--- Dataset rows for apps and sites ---
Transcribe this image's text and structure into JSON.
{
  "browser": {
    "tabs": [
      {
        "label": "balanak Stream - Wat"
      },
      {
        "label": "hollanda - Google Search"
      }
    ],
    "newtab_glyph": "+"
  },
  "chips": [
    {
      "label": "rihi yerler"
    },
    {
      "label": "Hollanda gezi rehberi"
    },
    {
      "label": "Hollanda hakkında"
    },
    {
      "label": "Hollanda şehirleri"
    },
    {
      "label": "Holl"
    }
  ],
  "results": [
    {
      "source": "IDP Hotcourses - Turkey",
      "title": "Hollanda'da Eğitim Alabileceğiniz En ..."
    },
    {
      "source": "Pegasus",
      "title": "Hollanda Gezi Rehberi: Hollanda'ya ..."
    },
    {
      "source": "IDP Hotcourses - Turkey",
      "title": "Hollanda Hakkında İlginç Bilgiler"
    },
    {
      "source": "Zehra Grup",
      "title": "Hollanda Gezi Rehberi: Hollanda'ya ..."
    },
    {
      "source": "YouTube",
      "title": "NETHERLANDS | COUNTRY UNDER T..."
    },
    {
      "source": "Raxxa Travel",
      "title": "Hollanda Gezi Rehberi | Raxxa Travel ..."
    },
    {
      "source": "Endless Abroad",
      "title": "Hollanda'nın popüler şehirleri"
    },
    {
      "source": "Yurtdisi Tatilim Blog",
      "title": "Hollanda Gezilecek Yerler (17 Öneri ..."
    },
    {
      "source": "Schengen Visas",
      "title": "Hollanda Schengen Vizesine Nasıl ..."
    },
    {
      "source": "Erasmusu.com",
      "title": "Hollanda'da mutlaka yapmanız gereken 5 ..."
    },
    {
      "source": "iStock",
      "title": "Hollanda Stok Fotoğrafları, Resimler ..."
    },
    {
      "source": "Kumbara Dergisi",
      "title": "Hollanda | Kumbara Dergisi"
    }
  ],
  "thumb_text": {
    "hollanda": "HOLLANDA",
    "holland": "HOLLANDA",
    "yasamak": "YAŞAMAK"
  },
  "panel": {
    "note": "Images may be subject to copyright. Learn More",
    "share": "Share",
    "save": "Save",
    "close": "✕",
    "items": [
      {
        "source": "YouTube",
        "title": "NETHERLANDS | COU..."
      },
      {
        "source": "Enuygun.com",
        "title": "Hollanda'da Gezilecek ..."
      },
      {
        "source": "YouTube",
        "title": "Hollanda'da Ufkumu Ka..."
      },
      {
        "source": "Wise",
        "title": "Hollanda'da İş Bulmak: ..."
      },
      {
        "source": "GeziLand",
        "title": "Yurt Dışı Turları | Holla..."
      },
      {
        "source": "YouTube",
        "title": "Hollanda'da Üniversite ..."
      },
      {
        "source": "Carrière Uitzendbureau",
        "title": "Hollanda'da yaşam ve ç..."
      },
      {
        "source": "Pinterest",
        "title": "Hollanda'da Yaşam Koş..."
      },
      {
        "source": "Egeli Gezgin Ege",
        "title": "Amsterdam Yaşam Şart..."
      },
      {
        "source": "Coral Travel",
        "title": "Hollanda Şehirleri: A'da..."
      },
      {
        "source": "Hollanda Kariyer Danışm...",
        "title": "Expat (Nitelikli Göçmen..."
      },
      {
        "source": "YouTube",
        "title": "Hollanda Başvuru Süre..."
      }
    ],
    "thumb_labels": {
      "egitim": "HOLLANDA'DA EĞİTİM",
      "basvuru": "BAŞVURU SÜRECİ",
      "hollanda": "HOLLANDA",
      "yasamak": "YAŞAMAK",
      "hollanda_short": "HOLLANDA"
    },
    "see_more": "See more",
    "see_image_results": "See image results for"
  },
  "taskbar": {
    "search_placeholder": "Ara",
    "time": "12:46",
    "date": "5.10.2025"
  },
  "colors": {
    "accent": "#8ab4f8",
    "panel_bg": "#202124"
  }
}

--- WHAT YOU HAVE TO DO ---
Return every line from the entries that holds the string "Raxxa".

--- THE COMPLETED TASK ---
      "source": "Raxxa Travel",
      "title": "Hollanda Gezi Rehberi | Raxxa Travel ..."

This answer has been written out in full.